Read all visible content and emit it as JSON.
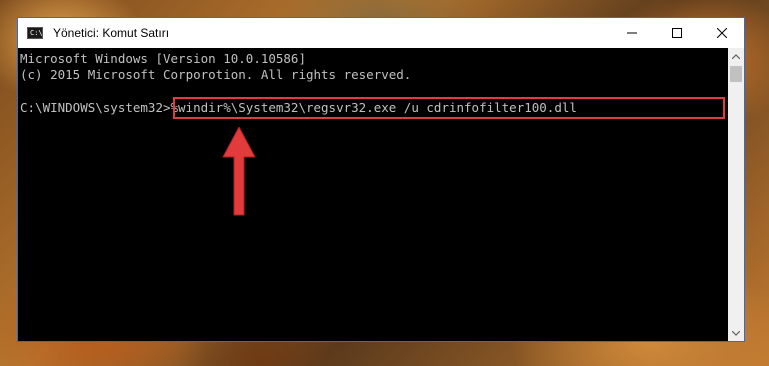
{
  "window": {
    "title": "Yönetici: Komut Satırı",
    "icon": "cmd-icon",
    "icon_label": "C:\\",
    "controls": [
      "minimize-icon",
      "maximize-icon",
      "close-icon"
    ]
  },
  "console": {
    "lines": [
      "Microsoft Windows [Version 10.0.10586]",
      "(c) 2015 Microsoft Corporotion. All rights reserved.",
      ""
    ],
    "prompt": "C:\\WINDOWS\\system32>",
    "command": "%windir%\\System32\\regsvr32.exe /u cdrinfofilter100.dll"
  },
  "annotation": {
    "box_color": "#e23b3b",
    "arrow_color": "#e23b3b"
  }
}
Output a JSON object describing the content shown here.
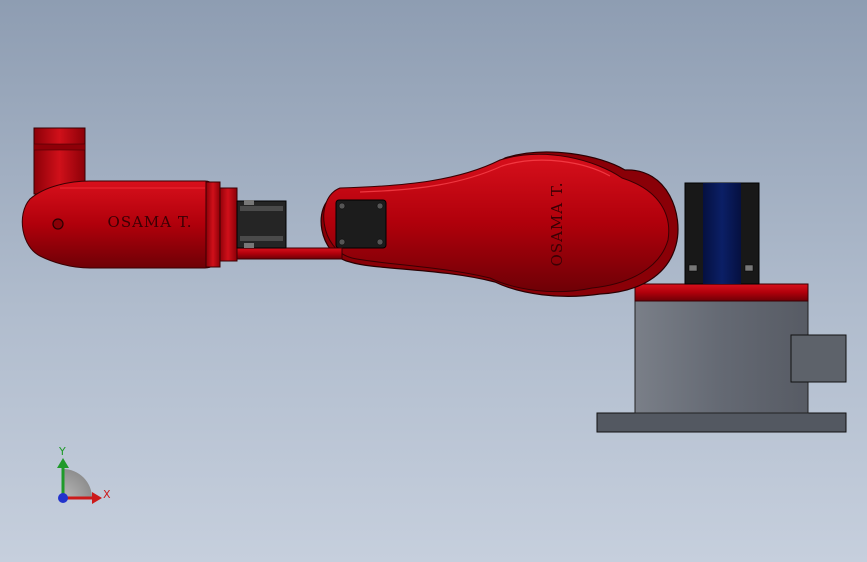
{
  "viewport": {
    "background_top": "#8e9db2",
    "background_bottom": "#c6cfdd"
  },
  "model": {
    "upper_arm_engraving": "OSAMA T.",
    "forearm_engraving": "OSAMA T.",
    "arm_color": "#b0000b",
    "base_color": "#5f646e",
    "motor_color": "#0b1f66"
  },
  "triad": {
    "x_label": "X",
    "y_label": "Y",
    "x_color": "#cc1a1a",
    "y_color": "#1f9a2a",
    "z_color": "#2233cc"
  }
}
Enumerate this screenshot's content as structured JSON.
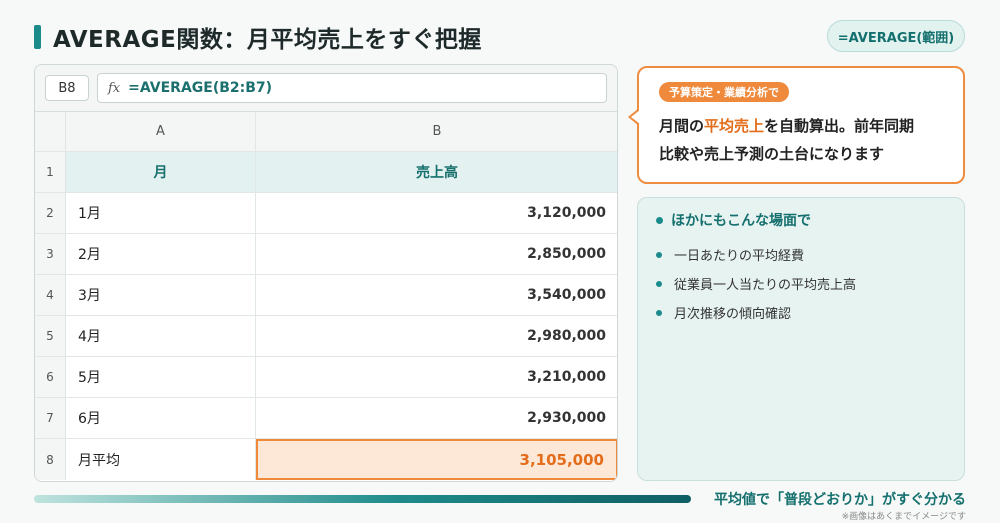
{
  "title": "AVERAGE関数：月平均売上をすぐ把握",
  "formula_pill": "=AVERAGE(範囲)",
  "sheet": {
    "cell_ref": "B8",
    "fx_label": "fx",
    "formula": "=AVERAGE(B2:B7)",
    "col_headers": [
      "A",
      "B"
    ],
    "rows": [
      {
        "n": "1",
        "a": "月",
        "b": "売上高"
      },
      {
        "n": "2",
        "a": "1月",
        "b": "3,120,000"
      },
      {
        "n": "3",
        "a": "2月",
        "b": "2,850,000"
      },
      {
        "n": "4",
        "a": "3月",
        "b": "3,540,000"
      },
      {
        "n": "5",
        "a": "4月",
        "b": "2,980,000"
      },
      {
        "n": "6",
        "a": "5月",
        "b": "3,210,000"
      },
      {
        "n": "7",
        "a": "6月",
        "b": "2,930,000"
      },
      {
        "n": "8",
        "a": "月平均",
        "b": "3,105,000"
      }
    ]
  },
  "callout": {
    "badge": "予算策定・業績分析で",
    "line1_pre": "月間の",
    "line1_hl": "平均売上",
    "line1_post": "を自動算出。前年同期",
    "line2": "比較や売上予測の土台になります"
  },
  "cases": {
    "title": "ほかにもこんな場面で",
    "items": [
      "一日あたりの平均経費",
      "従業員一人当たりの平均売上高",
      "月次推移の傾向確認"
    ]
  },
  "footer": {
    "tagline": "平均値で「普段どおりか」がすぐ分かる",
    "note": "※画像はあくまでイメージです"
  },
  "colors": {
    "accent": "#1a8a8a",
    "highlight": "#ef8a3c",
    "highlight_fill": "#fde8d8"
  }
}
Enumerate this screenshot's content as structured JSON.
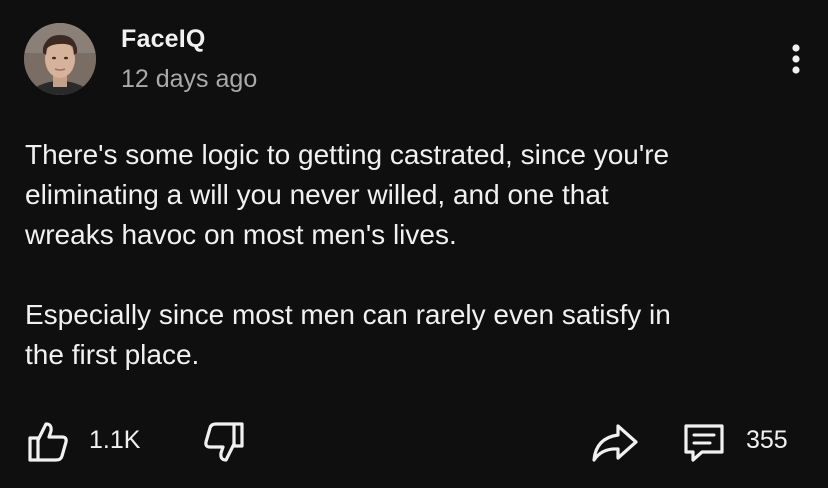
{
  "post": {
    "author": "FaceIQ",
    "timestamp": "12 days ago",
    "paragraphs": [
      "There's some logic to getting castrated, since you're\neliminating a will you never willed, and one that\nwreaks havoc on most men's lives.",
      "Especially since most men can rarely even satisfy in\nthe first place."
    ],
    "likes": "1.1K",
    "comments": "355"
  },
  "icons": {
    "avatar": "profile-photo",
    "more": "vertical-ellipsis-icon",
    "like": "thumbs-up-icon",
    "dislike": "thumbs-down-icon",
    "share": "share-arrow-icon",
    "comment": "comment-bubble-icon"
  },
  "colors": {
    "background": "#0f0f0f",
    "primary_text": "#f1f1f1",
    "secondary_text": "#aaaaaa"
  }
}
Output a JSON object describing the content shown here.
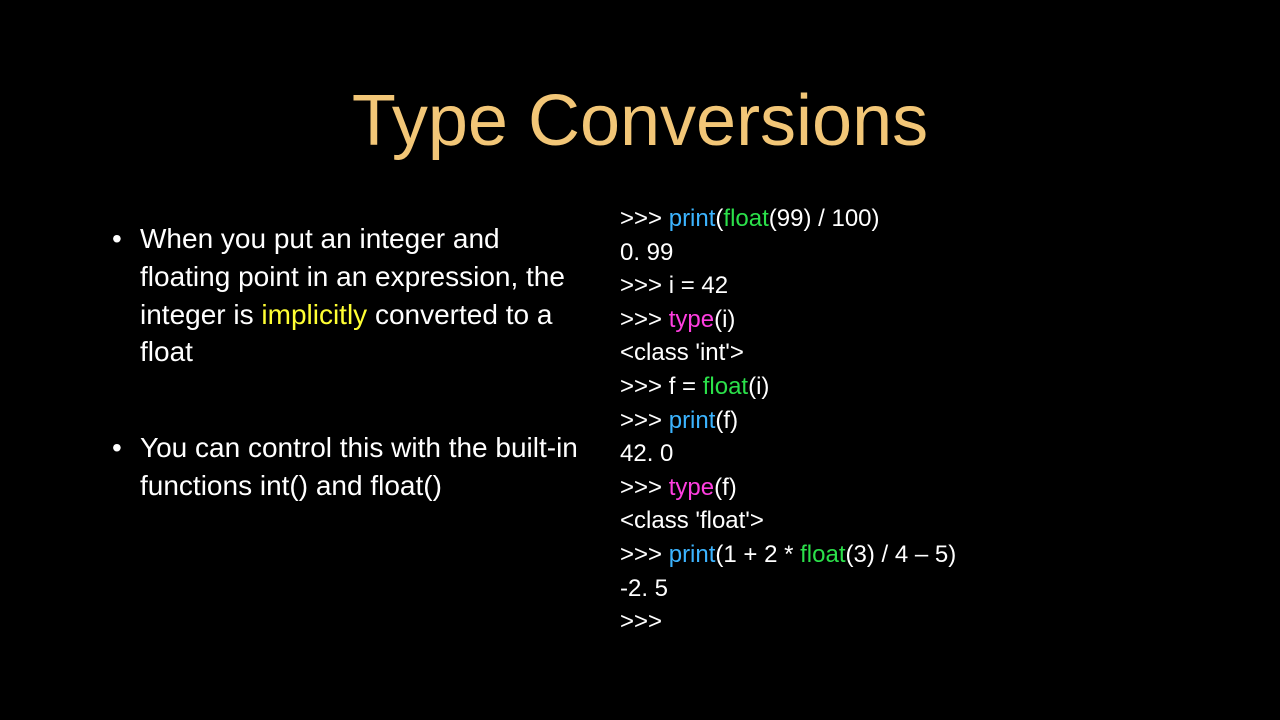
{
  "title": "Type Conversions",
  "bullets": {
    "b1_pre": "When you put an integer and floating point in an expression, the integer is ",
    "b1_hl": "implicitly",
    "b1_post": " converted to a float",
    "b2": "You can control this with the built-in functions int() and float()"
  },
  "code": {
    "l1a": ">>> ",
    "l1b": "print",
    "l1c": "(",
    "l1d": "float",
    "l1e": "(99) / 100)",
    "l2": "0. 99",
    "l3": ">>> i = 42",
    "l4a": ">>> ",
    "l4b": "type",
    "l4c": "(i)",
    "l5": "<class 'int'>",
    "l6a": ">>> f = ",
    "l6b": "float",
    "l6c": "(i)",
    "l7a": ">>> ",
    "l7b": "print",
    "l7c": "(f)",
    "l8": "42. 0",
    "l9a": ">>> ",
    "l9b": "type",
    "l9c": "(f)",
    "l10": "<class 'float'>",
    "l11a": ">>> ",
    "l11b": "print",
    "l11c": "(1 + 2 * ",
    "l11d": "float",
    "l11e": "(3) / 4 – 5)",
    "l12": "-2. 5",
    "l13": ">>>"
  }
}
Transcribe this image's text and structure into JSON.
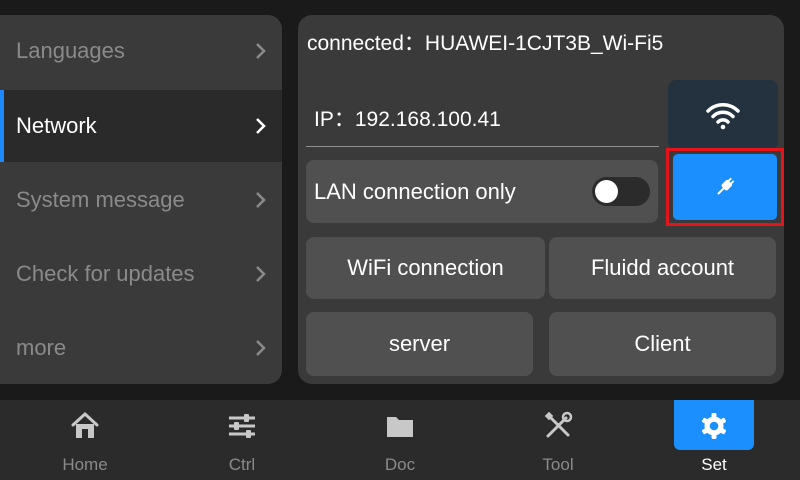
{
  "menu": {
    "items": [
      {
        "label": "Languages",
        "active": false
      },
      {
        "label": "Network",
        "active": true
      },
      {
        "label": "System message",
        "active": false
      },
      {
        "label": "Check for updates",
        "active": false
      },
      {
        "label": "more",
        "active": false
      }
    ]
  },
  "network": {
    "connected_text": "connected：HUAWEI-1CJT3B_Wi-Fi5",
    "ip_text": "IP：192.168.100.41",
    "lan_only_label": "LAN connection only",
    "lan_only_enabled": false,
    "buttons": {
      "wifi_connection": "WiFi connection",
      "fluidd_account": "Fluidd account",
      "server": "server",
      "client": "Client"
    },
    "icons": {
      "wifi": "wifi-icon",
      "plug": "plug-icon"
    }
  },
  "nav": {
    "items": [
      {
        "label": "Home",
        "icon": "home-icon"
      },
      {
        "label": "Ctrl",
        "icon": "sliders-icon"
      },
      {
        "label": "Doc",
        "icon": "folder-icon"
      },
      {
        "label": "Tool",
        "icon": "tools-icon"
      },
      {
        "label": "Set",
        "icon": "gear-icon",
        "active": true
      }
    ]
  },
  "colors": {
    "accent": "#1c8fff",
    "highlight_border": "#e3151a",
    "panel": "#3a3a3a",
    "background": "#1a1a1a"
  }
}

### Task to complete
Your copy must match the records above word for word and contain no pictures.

### Final answer
Read all visible content and emit it as JSON.
{
  "window": {
    "title": "Yönetici: Komut Satırı",
    "icon": "cmd-icon",
    "icon_label": "C:\\",
    "controls": [
      "minimize-icon",
      "maximize-icon",
      "close-icon"
    ]
  },
  "console": {
    "lines": [
      "Microsoft Windows [Version 10.0.10586]",
      "(c) 2015 Microsoft Corporotion. All rights reserved.",
      ""
    ],
    "prompt": "C:\\WINDOWS\\system32>",
    "command": "%windir%\\System32\\regsvr32.exe /u cdrinfofilter100.dll"
  },
  "annotation": {
    "box_color": "#e23b3b",
    "arrow_color": "#e23b3b"
  }
}
Output a JSON object describing the content shown here.
{
  "viewport": {
    "background_top": "#8e9db2",
    "background_bottom": "#c6cfdd"
  },
  "model": {
    "upper_arm_engraving": "OSAMA T.",
    "forearm_engraving": "OSAMA T.",
    "arm_color": "#b0000b",
    "base_color": "#5f646e",
    "motor_color": "#0b1f66"
  },
  "triad": {
    "x_label": "X",
    "y_label": "Y",
    "x_color": "#cc1a1a",
    "y_color": "#1f9a2a",
    "z_color": "#2233cc"
  }
}
Enumerate this screenshot's content as structured JSON.
{
  "title": "AVERAGE関数：月平均売上をすぐ把握",
  "formula_pill": "=AVERAGE(範囲)",
  "sheet": {
    "cell_ref": "B8",
    "fx_label": "fx",
    "formula": "=AVERAGE(B2:B7)",
    "col_headers": [
      "A",
      "B"
    ],
    "rows": [
      {
        "n": "1",
        "a": "月",
        "b": "売上高"
      },
      {
        "n": "2",
        "a": "1月",
        "b": "3,120,000"
      },
      {
        "n": "3",
        "a": "2月",
        "b": "2,850,000"
      },
      {
        "n": "4",
        "a": "3月",
        "b": "3,540,000"
      },
      {
        "n": "5",
        "a": "4月",
        "b": "2,980,000"
      },
      {
        "n": "6",
        "a": "5月",
        "b": "3,210,000"
      },
      {
        "n": "7",
        "a": "6月",
        "b": "2,930,000"
      },
      {
        "n": "8",
        "a": "月平均",
        "b": "3,105,000"
      }
    ]
  },
  "callout": {
    "badge": "予算策定・業績分析で",
    "line1_pre": "月間の",
    "line1_hl": "平均売上",
    "line1_post": "を自動算出。前年同期",
    "line2": "比較や売上予測の土台になります"
  },
  "cases": {
    "title": "ほかにもこんな場面で",
    "items": [
      "一日あたりの平均経費",
      "従業員一人当たりの平均売上高",
      "月次推移の傾向確認"
    ]
  },
  "footer": {
    "tagline": "平均値で「普段どおりか」がすぐ分かる",
    "note": "※画像はあくまでイメージです"
  },
  "colors": {
    "accent": "#1a8a8a",
    "highlight": "#ef8a3c",
    "highlight_fill": "#fde8d8"
  }
}
Enumerate this screenshot's content as structured JSON.
{
  "post": {
    "author": "FaceIQ",
    "timestamp": "12 days ago",
    "paragraphs": [
      "There's some logic to getting castrated, since you're\neliminating a will you never willed, and one that\nwreaks havoc on most men's lives.",
      "Especially since most men can rarely even satisfy in\nthe first place."
    ],
    "likes": "1.1K",
    "comments": "355"
  },
  "icons": {
    "avatar": "profile-photo",
    "more": "vertical-ellipsis-icon",
    "like": "thumbs-up-icon",
    "dislike": "thumbs-down-icon",
    "share": "share-arrow-icon",
    "comment": "comment-bubble-icon"
  },
  "colors": {
    "background": "#0f0f0f",
    "primary_text": "#f1f1f1",
    "secondary_text": "#aaaaaa"
  }
}
Output a JSON object describing the content shown here.
{
  "title": "Type Conversions",
  "bullets": {
    "b1_pre": "When you put an integer and floating point in an expression, the integer is ",
    "b1_hl": "implicitly",
    "b1_post": " converted to a float",
    "b2": "You can control this with the built-in functions int() and float()"
  },
  "code": {
    "l1a": ">>> ",
    "l1b": "print",
    "l1c": "(",
    "l1d": "float",
    "l1e": "(99) / 100)",
    "l2": "0. 99",
    "l3": ">>> i = 42",
    "l4a": ">>> ",
    "l4b": "type",
    "l4c": "(i)",
    "l5": "<class 'int'>",
    "l6a": ">>> f = ",
    "l6b": "float",
    "l6c": "(i)",
    "l7a": ">>> ",
    "l7b": "print",
    "l7c": "(f)",
    "l8": "42. 0",
    "l9a": ">>> ",
    "l9b": "type",
    "l9c": "(f)",
    "l10": "<class 'float'>",
    "l11a": ">>> ",
    "l11b": "print",
    "l11c": "(1 + 2 * ",
    "l11d": "float",
    "l11e": "(3) / 4 – 5)",
    "l12": "-2. 5",
    "l13": ">>>"
  }
}
Transcribe this image's text and structure into JSON.
{
  "menu": {
    "items": [
      {
        "label": "Languages",
        "active": false
      },
      {
        "label": "Network",
        "active": true
      },
      {
        "label": "System message",
        "active": false
      },
      {
        "label": "Check for updates",
        "active": false
      },
      {
        "label": "more",
        "active": false
      }
    ]
  },
  "network": {
    "connected_text": "connected：HUAWEI-1CJT3B_Wi-Fi5",
    "ip_text": "IP：192.168.100.41",
    "lan_only_label": "LAN connection only",
    "lan_only_enabled": false,
    "buttons": {
      "wifi_connection": "WiFi connection",
      "fluidd_account": "Fluidd account",
      "server": "server",
      "client": "Client"
    },
    "icons": {
      "wifi": "wifi-icon",
      "plug": "plug-icon"
    }
  },
  "nav": {
    "items": [
      {
        "label": "Home",
        "icon": "home-icon"
      },
      {
        "label": "Ctrl",
        "icon": "sliders-icon"
      },
      {
        "label": "Doc",
        "icon": "folder-icon"
      },
      {
        "label": "Tool",
        "icon": "tools-icon"
      },
      {
        "label": "Set",
        "icon": "gear-icon",
        "active": true
      }
    ]
  },
  "colors": {
    "accent": "#1c8fff",
    "highlight_border": "#e3151a",
    "panel": "#3a3a3a",
    "background": "#1a1a1a"
  }
}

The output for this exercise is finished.